ASSIGNED TASK: From the entries that follow, report every line in which "search" occurs.

INPUT DATA:
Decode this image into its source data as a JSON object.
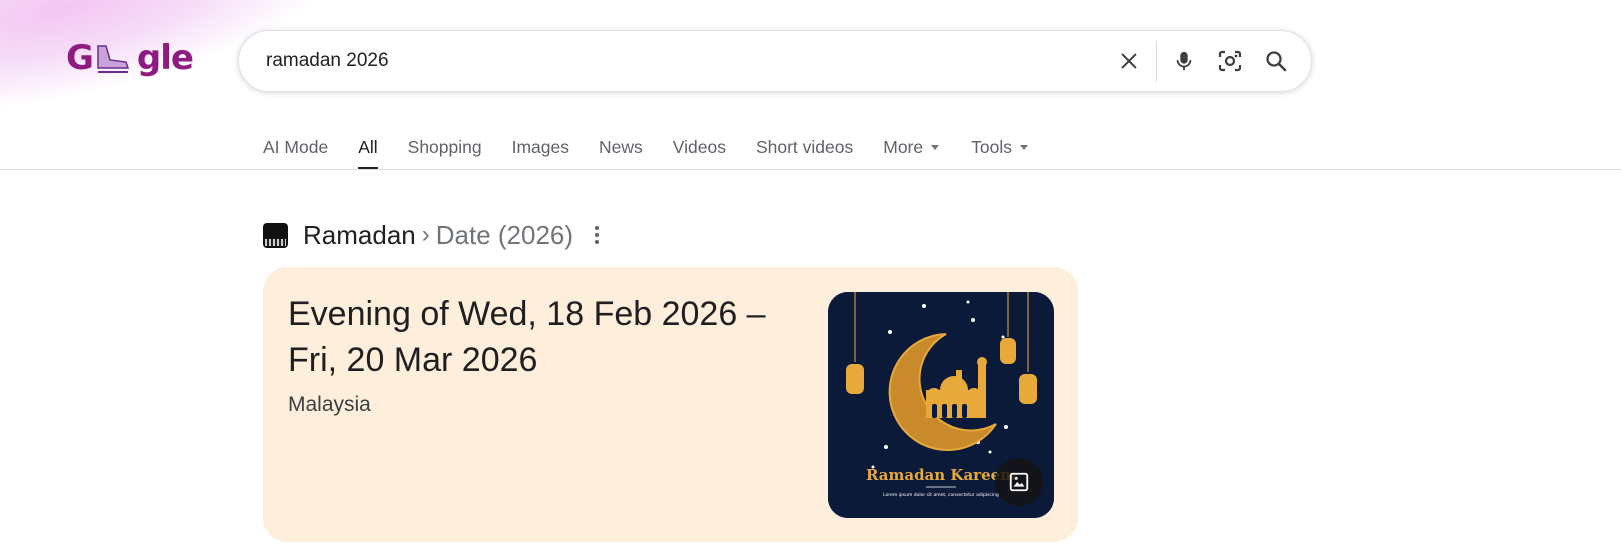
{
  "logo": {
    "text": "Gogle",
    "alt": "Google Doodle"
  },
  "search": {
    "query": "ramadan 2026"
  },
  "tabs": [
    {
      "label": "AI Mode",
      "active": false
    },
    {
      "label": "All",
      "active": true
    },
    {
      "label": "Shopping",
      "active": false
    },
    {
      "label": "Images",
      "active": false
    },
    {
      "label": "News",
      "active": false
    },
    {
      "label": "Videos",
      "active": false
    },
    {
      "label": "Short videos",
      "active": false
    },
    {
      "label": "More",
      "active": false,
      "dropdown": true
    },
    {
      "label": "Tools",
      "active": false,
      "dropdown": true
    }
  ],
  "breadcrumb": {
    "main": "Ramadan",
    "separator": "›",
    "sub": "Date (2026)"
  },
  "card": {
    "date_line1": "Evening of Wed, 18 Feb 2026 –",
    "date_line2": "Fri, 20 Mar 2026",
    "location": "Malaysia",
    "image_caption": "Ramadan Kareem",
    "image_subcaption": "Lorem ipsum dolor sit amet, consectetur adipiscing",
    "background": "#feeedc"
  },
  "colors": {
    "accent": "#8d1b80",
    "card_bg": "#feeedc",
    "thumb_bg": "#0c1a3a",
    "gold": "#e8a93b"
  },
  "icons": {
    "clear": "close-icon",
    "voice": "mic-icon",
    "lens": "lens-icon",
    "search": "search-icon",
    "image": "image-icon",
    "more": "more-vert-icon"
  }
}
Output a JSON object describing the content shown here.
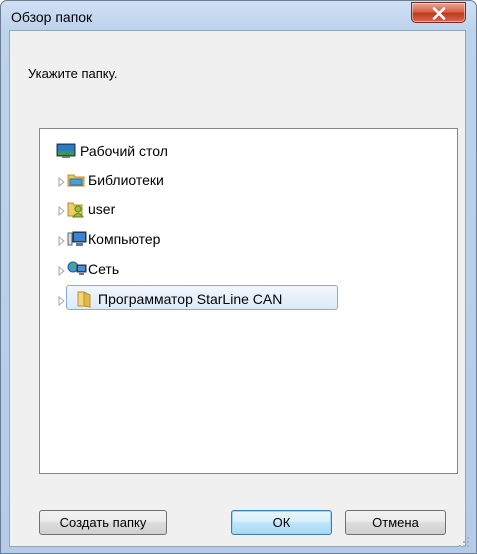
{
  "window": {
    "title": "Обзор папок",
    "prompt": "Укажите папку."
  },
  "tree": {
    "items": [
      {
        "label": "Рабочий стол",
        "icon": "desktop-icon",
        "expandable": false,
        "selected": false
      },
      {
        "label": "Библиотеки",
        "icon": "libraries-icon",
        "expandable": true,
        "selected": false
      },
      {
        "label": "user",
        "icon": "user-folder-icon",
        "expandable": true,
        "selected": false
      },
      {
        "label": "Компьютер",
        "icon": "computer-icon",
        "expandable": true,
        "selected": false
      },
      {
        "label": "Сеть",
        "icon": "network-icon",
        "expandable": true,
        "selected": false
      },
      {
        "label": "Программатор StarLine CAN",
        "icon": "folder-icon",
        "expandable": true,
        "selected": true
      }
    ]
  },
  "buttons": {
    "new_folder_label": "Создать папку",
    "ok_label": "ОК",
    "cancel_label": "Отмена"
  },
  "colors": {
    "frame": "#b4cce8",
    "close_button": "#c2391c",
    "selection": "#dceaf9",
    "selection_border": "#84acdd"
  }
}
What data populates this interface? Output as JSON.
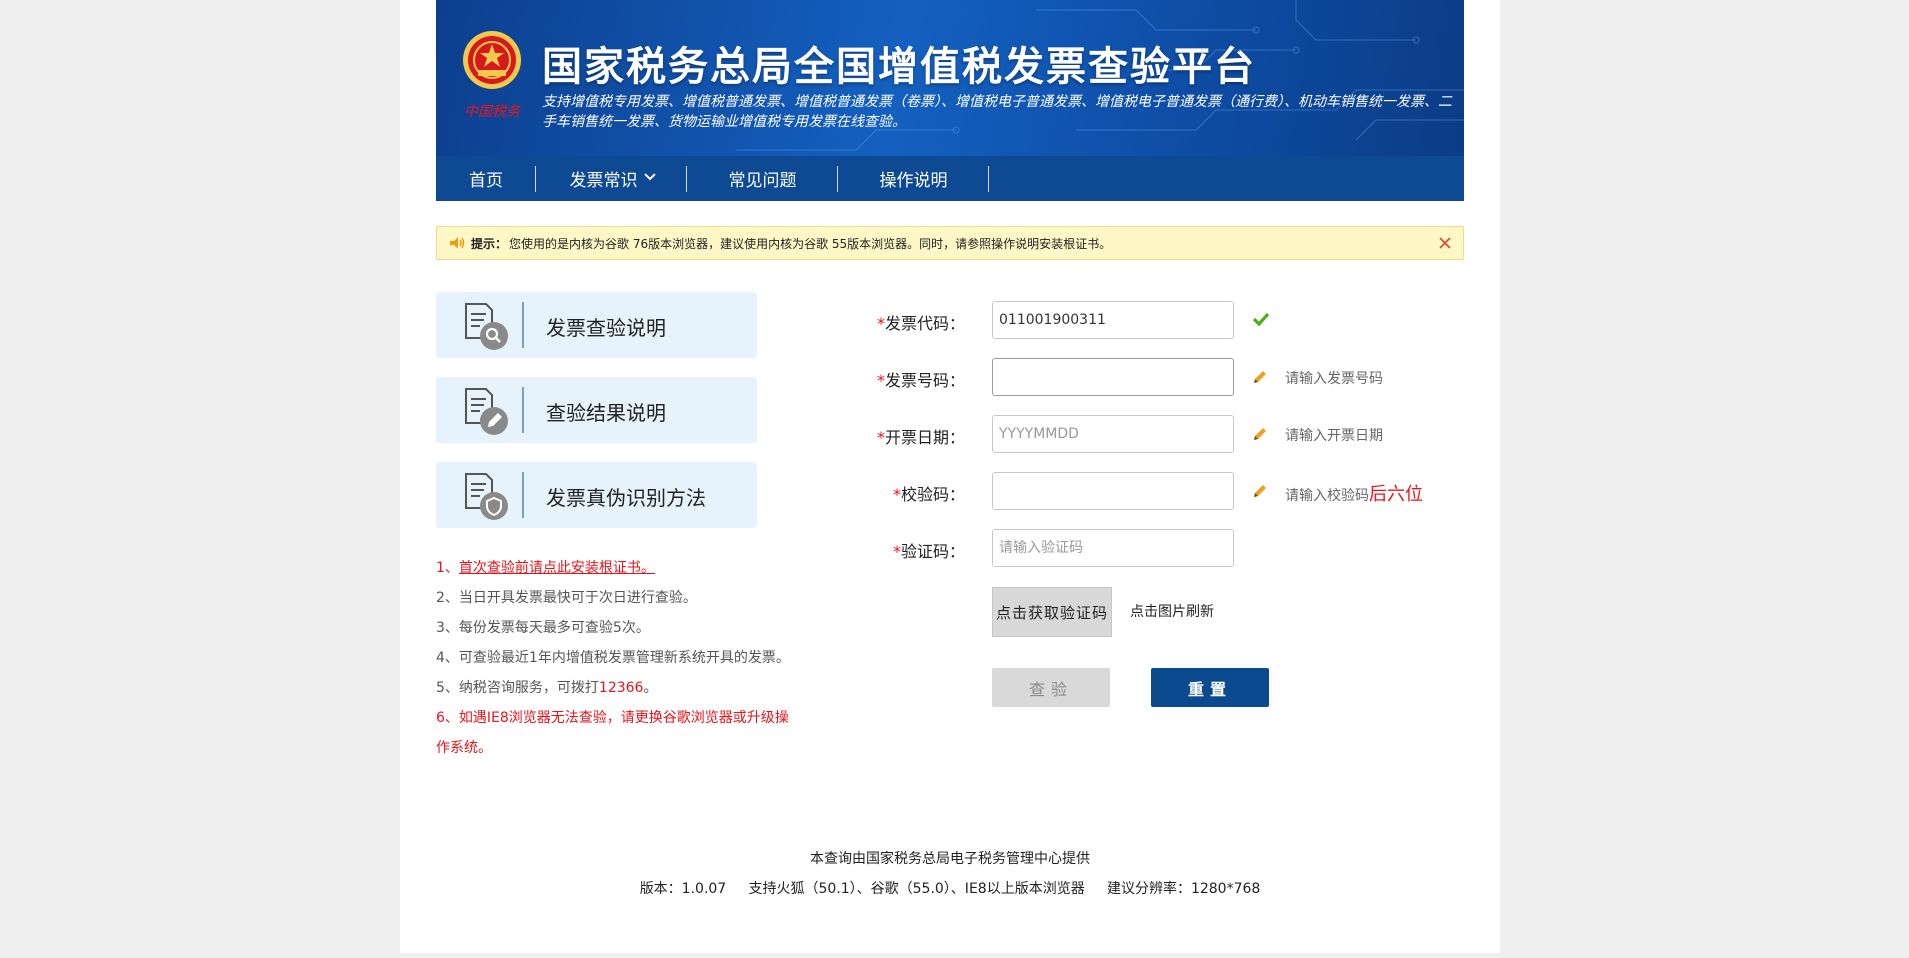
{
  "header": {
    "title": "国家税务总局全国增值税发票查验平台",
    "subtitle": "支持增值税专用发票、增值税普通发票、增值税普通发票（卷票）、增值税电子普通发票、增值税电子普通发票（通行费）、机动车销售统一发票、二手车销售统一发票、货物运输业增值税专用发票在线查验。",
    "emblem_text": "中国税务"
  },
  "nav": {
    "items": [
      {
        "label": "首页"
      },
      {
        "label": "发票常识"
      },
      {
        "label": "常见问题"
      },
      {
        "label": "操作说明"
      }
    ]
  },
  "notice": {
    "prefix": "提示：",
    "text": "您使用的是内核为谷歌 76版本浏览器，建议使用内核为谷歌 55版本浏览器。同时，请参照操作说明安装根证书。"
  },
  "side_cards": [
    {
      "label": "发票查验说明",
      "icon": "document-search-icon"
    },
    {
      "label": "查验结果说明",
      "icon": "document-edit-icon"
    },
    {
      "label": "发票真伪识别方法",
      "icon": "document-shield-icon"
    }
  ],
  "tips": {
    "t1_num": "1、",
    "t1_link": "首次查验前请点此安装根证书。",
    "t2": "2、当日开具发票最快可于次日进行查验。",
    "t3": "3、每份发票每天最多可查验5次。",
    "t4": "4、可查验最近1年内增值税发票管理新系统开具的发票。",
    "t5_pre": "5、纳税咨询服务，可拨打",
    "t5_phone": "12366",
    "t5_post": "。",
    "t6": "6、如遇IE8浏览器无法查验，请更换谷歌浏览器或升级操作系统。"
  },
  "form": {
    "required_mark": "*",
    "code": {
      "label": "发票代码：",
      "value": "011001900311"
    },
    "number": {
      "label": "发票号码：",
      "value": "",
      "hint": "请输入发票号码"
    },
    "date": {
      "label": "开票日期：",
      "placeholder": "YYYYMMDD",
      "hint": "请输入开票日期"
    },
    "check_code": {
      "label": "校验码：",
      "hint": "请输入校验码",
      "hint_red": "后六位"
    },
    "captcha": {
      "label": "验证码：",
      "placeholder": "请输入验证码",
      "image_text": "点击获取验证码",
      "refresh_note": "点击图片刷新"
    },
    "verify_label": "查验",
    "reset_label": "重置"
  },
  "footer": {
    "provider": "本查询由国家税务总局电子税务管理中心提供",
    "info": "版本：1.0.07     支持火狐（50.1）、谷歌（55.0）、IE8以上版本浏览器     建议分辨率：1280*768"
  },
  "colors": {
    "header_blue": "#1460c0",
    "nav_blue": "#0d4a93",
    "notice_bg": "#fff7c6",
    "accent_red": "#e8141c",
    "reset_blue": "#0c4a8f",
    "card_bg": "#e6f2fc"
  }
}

EXPECTED ANSWER:
  "search": {
    "search": "search-icon",
      "icon": "document-search-icon"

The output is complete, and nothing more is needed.